Task to carry out:
Report every line of the records that contains the word "Energy".

===============

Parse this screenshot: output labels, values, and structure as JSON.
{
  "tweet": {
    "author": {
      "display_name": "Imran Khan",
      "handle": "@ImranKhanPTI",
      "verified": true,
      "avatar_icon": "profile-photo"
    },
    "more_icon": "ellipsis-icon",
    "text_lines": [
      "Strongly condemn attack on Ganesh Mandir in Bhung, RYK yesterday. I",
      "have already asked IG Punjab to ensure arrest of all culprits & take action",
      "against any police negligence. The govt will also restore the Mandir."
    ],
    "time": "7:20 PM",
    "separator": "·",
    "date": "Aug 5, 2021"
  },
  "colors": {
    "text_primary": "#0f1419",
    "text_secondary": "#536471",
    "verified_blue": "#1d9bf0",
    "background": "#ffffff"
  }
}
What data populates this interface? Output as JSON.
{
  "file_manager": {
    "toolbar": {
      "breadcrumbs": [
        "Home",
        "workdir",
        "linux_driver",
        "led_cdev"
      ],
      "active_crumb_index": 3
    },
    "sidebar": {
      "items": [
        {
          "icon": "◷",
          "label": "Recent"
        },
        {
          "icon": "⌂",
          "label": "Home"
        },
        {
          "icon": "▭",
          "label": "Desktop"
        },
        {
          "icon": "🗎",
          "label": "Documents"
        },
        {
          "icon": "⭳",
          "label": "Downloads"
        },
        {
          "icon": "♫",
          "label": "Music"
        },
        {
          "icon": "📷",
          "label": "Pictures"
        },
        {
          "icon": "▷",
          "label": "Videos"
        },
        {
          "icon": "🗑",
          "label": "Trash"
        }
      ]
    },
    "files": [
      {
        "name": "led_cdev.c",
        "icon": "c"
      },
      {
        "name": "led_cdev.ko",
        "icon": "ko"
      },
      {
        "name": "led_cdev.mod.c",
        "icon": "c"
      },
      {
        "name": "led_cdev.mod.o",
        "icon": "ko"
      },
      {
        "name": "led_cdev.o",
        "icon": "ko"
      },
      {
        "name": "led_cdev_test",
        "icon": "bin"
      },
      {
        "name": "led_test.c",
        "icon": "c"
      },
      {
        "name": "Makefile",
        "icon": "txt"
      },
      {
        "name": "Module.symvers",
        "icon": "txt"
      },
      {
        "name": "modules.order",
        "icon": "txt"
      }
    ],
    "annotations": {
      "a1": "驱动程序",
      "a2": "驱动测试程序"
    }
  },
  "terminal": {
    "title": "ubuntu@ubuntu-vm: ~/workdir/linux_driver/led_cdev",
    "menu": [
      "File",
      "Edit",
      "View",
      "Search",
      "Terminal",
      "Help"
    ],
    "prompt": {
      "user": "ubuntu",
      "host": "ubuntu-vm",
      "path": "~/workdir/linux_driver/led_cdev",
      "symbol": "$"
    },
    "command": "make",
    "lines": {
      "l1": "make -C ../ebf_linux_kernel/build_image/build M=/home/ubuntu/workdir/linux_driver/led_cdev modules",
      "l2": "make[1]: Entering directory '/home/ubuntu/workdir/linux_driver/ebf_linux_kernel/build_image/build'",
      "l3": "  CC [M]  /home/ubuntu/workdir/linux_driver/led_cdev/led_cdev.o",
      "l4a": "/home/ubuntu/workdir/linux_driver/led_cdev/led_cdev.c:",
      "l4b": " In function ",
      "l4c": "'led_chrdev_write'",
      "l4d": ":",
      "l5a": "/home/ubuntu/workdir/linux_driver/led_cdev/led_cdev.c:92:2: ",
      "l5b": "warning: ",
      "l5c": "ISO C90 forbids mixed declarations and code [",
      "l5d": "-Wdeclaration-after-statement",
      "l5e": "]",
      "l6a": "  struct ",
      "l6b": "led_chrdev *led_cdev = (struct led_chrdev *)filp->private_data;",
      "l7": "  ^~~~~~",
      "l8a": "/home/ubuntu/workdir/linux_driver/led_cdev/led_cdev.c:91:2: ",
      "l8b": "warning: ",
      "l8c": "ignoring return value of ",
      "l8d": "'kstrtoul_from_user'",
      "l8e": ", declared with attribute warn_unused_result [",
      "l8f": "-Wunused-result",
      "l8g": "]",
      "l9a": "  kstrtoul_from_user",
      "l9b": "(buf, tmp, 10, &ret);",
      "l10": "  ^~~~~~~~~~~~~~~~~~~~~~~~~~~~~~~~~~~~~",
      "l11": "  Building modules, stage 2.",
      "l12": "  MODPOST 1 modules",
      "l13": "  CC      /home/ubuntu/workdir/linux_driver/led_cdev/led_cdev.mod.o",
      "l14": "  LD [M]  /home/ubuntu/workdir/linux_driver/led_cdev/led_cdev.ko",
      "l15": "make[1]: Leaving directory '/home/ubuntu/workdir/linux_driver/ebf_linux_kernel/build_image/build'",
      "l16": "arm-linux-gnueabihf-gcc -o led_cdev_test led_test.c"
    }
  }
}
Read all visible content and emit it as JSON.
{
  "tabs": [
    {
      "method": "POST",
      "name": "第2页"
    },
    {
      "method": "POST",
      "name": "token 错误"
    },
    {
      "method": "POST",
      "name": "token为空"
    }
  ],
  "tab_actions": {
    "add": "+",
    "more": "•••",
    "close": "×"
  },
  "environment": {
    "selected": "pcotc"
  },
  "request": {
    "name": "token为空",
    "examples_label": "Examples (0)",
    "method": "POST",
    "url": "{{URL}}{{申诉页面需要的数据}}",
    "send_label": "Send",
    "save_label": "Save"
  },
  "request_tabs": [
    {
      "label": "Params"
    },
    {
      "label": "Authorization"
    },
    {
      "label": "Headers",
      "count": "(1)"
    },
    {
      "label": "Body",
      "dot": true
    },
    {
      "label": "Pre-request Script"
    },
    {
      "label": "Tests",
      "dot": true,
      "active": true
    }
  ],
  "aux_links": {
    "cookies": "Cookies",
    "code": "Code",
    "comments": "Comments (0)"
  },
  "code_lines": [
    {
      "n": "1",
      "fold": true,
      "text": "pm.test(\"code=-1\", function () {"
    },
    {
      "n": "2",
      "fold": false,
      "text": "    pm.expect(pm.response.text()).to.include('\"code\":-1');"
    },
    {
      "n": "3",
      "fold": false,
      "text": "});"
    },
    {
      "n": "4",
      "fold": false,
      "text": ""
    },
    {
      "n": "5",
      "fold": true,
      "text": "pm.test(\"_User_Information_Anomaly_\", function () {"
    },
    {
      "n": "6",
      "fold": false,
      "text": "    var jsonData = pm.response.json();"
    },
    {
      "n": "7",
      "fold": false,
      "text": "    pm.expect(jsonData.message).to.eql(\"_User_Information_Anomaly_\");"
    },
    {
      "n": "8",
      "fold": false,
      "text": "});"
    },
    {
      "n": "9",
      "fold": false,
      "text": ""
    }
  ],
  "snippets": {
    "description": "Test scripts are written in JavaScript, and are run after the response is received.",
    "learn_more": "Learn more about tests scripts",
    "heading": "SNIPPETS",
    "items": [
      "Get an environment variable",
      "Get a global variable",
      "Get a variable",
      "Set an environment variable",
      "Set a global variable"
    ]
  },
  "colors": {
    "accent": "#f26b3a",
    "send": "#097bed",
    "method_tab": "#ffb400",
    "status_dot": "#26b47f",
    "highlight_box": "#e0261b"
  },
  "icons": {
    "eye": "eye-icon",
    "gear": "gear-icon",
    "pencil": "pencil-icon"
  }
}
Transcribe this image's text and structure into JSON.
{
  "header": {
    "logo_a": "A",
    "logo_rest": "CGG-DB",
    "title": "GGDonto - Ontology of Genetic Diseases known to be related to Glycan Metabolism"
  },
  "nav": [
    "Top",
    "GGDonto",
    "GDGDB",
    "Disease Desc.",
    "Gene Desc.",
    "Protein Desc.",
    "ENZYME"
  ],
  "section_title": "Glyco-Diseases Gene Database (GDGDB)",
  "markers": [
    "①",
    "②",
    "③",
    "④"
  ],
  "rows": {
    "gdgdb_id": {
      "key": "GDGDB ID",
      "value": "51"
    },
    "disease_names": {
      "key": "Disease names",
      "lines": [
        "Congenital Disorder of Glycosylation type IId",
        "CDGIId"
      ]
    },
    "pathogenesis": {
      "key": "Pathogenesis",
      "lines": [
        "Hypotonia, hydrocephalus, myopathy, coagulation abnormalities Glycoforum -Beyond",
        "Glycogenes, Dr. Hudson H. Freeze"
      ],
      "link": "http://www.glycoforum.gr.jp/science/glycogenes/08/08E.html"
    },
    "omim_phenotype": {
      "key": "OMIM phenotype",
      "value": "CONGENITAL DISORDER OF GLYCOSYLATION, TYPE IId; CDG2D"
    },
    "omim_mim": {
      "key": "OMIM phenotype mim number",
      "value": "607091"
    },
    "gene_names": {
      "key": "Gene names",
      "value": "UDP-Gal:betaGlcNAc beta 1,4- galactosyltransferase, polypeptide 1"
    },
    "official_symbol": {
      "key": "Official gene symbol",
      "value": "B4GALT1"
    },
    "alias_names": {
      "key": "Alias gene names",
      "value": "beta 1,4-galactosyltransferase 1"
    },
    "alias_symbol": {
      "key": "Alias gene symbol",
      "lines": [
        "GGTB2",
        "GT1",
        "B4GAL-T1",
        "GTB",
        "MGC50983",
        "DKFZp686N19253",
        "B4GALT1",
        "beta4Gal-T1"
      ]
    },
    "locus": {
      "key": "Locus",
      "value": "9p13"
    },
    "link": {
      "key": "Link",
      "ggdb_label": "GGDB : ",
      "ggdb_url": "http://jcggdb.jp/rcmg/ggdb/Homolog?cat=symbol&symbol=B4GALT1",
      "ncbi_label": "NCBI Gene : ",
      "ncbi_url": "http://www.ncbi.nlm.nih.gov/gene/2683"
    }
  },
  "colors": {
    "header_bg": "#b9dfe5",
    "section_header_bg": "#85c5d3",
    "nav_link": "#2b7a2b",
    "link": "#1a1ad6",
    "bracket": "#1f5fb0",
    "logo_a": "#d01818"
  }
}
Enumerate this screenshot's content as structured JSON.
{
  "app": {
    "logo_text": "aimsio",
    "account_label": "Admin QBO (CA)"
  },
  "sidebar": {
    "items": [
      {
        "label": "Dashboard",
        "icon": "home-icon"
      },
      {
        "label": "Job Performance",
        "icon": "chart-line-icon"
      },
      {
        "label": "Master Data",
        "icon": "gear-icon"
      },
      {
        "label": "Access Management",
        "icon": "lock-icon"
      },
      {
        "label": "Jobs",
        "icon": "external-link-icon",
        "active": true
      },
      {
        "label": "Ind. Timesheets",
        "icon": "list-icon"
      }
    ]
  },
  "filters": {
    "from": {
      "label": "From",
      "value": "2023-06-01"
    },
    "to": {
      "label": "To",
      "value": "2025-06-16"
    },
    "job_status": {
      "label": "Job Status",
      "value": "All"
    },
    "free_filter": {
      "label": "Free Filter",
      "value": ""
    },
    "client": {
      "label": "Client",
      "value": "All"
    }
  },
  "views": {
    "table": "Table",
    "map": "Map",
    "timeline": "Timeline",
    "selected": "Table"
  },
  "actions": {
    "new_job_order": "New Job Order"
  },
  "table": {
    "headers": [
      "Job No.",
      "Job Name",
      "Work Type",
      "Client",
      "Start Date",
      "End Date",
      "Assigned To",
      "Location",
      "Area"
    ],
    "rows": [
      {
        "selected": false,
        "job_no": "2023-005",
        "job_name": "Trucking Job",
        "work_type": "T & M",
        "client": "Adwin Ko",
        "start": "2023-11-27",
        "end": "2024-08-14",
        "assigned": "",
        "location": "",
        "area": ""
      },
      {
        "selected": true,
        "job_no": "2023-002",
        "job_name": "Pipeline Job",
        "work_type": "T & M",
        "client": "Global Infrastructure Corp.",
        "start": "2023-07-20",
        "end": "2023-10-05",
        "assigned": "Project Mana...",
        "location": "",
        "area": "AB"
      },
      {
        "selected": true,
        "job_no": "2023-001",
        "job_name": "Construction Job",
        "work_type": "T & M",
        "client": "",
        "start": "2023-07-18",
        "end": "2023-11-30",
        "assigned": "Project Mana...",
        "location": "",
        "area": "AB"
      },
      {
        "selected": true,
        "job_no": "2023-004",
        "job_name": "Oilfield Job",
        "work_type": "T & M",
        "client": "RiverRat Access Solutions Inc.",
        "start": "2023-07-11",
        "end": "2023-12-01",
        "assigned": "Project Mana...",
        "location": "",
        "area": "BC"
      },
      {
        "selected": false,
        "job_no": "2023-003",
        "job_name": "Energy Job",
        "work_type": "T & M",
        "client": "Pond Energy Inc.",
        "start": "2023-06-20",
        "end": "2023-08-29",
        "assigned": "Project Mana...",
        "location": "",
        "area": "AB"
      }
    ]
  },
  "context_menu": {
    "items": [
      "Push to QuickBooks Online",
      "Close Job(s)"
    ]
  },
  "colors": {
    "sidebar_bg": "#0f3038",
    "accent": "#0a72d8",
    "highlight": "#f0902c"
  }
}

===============

Written solution:
        "job_name": "Energy Job",
        "client": "Pond Energy Inc.",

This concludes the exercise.